WHAT THIS TASK INVOLVES: State the number of lines in the listing below that contain the word "ChatGPT", and nothing besides.

AVAILABLE RECORDS:

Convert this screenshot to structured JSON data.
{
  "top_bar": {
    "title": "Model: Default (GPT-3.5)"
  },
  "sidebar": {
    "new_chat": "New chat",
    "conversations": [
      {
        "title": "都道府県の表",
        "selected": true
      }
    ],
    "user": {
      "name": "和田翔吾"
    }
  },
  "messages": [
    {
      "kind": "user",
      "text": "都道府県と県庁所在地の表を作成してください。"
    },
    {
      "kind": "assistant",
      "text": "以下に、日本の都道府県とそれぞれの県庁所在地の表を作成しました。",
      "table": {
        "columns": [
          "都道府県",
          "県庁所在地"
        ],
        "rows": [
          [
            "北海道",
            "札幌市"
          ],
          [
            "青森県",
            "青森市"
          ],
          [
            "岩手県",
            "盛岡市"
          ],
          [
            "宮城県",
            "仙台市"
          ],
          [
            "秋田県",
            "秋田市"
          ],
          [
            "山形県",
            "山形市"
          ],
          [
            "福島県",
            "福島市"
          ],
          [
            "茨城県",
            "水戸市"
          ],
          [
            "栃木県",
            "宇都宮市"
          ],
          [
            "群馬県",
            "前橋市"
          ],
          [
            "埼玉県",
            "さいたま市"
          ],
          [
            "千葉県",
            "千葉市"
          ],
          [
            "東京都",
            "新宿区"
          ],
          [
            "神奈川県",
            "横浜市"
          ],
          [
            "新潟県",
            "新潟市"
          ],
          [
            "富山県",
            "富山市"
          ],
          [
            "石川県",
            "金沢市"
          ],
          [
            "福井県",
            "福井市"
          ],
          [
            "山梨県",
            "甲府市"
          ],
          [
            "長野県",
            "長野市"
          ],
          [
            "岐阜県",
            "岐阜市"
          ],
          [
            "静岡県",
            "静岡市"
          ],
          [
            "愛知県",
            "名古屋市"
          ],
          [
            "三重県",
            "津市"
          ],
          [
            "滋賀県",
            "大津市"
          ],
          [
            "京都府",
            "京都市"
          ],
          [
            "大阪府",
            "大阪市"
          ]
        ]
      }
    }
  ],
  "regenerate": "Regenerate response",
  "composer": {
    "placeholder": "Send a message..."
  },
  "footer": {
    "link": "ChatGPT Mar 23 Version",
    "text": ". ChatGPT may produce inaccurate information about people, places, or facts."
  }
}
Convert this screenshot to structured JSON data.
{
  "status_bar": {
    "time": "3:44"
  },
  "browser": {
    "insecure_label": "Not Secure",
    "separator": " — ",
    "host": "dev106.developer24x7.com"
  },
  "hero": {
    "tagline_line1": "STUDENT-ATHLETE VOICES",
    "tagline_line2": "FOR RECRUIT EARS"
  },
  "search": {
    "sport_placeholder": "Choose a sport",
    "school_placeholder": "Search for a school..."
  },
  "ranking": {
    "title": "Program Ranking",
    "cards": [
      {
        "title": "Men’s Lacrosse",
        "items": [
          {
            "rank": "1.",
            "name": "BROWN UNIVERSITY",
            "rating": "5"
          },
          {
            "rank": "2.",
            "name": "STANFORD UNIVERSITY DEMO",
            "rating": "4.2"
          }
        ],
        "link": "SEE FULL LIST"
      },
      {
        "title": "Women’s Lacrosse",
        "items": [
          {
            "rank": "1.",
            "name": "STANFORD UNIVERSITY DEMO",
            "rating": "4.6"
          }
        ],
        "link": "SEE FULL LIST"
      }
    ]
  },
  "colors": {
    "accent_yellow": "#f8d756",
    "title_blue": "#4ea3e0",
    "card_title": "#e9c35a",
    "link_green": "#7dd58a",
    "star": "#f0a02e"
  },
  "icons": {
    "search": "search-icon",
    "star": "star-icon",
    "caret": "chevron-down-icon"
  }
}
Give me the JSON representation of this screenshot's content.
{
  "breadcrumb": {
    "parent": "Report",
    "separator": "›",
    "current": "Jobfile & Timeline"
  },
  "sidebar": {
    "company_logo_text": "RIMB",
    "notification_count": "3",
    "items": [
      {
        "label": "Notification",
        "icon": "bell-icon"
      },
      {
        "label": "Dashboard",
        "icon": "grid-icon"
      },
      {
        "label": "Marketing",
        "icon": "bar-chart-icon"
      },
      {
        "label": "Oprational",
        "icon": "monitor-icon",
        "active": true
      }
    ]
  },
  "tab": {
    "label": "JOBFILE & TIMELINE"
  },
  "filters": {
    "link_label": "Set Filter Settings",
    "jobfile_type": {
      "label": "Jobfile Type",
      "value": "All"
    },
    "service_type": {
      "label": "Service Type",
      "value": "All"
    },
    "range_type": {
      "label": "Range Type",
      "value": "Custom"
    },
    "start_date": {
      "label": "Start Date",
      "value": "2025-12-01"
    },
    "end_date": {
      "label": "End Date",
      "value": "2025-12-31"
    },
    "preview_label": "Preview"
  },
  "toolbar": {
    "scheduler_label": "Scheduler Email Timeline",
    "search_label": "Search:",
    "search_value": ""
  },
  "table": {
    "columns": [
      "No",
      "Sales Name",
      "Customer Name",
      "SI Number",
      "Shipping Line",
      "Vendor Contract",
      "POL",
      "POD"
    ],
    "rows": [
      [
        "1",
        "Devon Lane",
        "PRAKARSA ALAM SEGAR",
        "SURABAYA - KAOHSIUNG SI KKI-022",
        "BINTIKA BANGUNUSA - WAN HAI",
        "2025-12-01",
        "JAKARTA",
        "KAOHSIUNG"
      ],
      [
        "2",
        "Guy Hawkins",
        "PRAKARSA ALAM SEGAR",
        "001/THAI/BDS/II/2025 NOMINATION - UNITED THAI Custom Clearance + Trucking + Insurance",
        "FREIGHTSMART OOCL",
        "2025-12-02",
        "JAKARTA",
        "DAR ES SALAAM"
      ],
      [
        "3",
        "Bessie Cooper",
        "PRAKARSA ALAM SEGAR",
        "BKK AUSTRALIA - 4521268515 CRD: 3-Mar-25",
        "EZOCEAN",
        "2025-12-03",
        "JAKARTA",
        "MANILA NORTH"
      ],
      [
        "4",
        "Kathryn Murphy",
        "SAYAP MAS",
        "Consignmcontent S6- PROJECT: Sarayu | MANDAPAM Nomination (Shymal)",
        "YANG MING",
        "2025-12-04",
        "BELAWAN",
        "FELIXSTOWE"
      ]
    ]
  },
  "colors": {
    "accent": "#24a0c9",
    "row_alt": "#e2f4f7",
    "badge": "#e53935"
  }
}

TASK RESPONSE: 2